→ **Activity**
Copy the data exactly; pictures stay out of the copy.

Extracted data entries
==*==

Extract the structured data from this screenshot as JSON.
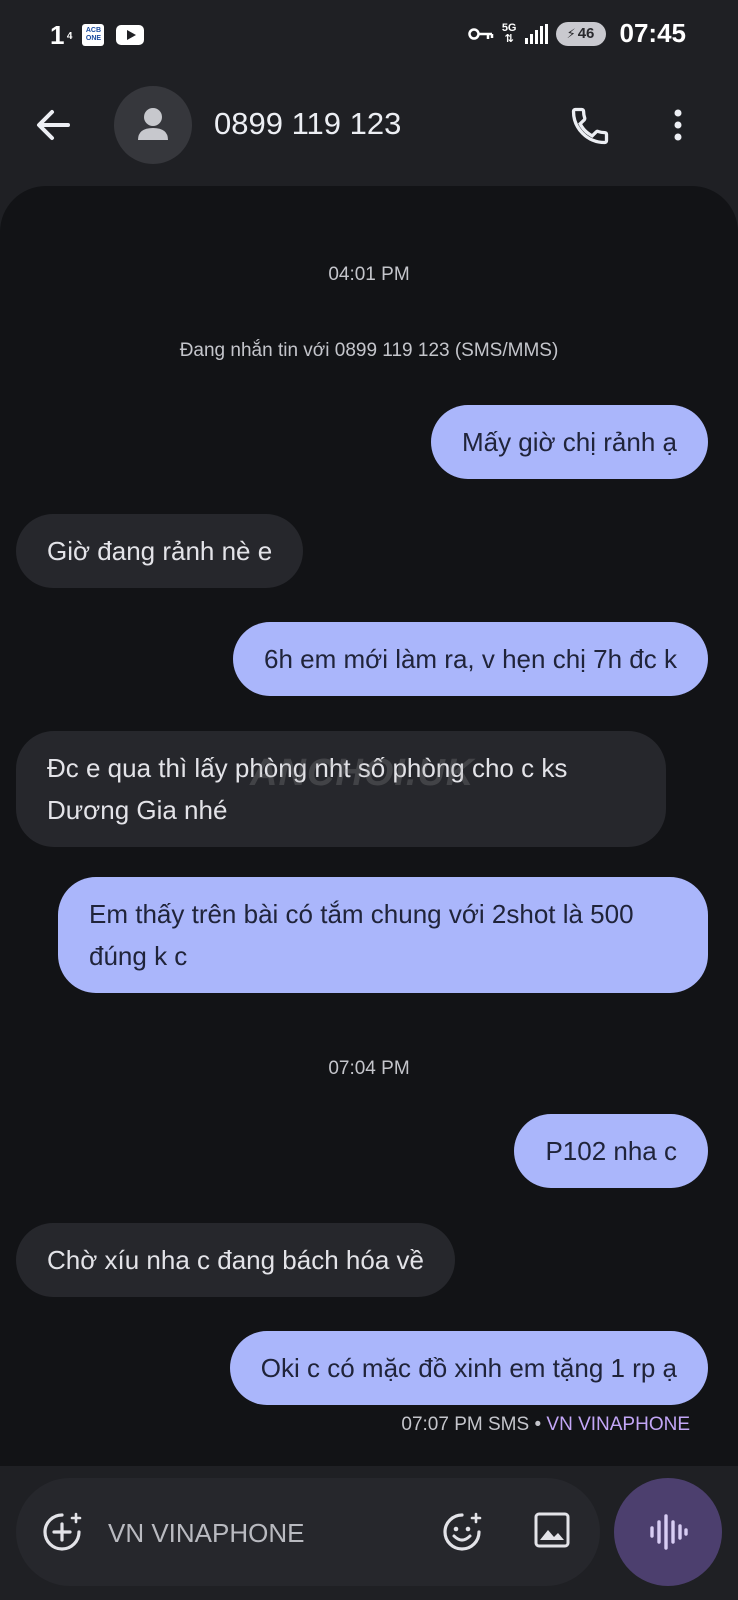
{
  "status_bar": {
    "left_number": "1",
    "left_superscript": "4",
    "acb_label": "ACB",
    "acb_sub": "ONE",
    "network": "5G",
    "battery": "46",
    "time": "07:45"
  },
  "header": {
    "contact": "0899 119 123"
  },
  "conversation": {
    "time_1": "04:01 PM",
    "info": "Đang nhắn tin với 0899 119 123 (SMS/MMS)",
    "messages": [
      {
        "text": "Mấy giờ chị rảnh ạ"
      },
      {
        "text": "Giờ đang rảnh nè e"
      },
      {
        "text": "6h em mới làm ra, v hẹn chị 7h đc k"
      },
      {
        "text": "Đc e qua thì lấy phòng nht số phòng cho c ks Dương Gia nhé"
      },
      {
        "text": "Em thấy trên bài có tắm chung với 2shot là 500 đúng k c"
      },
      {
        "text": "P102 nha c"
      },
      {
        "text": "Chờ xíu nha c đang bách hóa về"
      },
      {
        "text": "Oki c có mặc đồ xinh em tặng 1 rp ạ"
      }
    ],
    "time_2": "07:04 PM",
    "watermark": "ANCHOI.UK",
    "last_meta": {
      "time": "07:07 PM",
      "type": "SMS",
      "separator": "•",
      "carrier": "VN VINAPHONE"
    }
  },
  "composer": {
    "placeholder": "VN VINAPHONE"
  },
  "colors": {
    "outgoing_bubble": "#aab6fb",
    "incoming_bubble": "#26272c",
    "background": "#121316",
    "voice_button": "#4c3f6e",
    "carrier_accent": "#c3a6f7"
  }
}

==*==

→ **Written response**
Extract the structured data from this screenshot as JSON.
{
  "status_bar": {
    "left_number": "1",
    "left_superscript": "4",
    "acb_label": "ACB",
    "acb_sub": "ONE",
    "network": "5G",
    "battery": "46",
    "time": "07:45"
  },
  "header": {
    "contact": "0899 119 123"
  },
  "conversation": {
    "time_1": "04:01 PM",
    "info": "Đang nhắn tin với 0899 119 123 (SMS/MMS)",
    "messages": [
      {
        "text": "Mấy giờ chị rảnh ạ"
      },
      {
        "text": "Giờ đang rảnh nè e"
      },
      {
        "text": "6h em mới làm ra, v hẹn chị 7h đc k"
      },
      {
        "text": "Đc e qua thì lấy phòng nht số phòng cho c ks Dương Gia nhé"
      },
      {
        "text": "Em thấy trên bài có tắm chung với 2shot là 500 đúng k c"
      },
      {
        "text": "P102 nha c"
      },
      {
        "text": "Chờ xíu nha c đang bách hóa về"
      },
      {
        "text": "Oki c có mặc đồ xinh em tặng 1 rp ạ"
      }
    ],
    "time_2": "07:04 PM",
    "watermark": "ANCHOI.UK",
    "last_meta": {
      "time": "07:07 PM",
      "type": "SMS",
      "separator": "•",
      "carrier": "VN VINAPHONE"
    }
  },
  "composer": {
    "placeholder": "VN VINAPHONE"
  },
  "colors": {
    "outgoing_bubble": "#aab6fb",
    "incoming_bubble": "#26272c",
    "background": "#121316",
    "voice_button": "#4c3f6e",
    "carrier_accent": "#c3a6f7"
  }
}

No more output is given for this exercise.